China is on track to bring over 1M visitors a year to NYC by 2018. As the fastest-growing international market, what can Broadway learn from other industries about reaching out to these travelers before they’re in-market?
Taking a quick look at soccer (sorry, “football”): the NYC FC just launched a new Chinese-language website and created a presence on the social media platform Weibo in conjunction with the Chinese New Year in early February. The president of NYC FC acknowledged in a press release that “we are seeing ‘soccer tourism’ increase tremendously.” After creating an online presence in Spanish, capturing the third-largest market into NYC became the team’s next focus.
How is this outreach happening with other entertainment brands? The New York Yankees have had a partnership with the Chinese Baseball Association since 2007, allowing the Yankees to increase their brand recognition in China and to send scouts and coaches to help the CBA train their teams. They’re taking a page from basketball, which learned that recruiting players from China can lead to profits from merchandising, broadcast rights and ticket sales to visitors from China.
And in the cultural market, museums are establishing a presence on Weibo, mounting exhibitions in China, conducting sales calls in China as part of their standard tourism outreach and offering apps and audio guides in both Mandarin and simplified Chinese.

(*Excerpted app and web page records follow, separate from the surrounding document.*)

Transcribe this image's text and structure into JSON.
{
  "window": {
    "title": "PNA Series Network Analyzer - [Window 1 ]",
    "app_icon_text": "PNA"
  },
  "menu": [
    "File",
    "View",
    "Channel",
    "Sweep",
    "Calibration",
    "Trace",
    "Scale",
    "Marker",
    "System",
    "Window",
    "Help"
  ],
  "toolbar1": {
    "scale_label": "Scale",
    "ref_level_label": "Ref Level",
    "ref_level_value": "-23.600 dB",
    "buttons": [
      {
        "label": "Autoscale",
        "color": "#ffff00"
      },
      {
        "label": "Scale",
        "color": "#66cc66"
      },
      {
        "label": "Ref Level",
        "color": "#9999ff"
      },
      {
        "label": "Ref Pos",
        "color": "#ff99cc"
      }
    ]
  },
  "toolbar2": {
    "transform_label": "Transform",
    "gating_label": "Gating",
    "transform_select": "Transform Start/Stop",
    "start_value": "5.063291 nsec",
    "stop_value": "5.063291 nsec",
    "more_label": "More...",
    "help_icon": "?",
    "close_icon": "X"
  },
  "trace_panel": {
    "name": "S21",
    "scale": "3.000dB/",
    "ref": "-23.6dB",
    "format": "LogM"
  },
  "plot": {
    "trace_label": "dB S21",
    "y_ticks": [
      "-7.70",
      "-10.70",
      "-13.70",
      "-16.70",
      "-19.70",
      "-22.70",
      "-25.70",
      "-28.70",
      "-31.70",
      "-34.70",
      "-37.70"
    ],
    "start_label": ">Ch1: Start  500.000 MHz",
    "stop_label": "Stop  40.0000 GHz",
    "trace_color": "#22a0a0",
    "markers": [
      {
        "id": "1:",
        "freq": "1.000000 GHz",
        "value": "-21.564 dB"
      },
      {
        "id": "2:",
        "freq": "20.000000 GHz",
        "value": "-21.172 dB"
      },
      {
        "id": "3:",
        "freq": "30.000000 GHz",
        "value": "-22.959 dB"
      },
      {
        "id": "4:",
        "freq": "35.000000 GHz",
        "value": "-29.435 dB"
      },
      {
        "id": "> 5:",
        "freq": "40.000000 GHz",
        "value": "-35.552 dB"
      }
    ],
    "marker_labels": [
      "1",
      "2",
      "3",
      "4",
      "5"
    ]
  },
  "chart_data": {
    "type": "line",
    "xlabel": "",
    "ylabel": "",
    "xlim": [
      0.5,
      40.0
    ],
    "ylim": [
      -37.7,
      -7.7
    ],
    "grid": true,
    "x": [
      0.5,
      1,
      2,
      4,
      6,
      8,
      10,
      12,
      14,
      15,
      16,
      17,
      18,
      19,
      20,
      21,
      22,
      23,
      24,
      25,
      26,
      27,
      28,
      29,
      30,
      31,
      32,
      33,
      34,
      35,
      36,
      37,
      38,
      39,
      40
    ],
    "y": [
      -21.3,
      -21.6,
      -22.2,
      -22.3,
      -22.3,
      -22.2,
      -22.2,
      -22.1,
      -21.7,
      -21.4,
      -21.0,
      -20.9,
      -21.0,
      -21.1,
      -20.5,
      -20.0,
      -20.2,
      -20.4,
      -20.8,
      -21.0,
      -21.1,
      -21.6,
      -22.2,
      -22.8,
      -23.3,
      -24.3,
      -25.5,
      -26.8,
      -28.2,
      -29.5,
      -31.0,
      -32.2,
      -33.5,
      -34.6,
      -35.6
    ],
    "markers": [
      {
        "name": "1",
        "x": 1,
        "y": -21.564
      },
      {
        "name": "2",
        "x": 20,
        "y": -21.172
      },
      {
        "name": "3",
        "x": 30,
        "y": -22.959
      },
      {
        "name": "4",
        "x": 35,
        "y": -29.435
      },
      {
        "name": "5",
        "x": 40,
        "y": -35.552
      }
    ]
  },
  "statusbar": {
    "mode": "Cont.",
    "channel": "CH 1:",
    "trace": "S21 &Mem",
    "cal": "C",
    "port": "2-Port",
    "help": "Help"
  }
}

As Broadway fights for its share of the Chinese tourist market, we should take a look at related industries to identify best practices to use for our own outreach.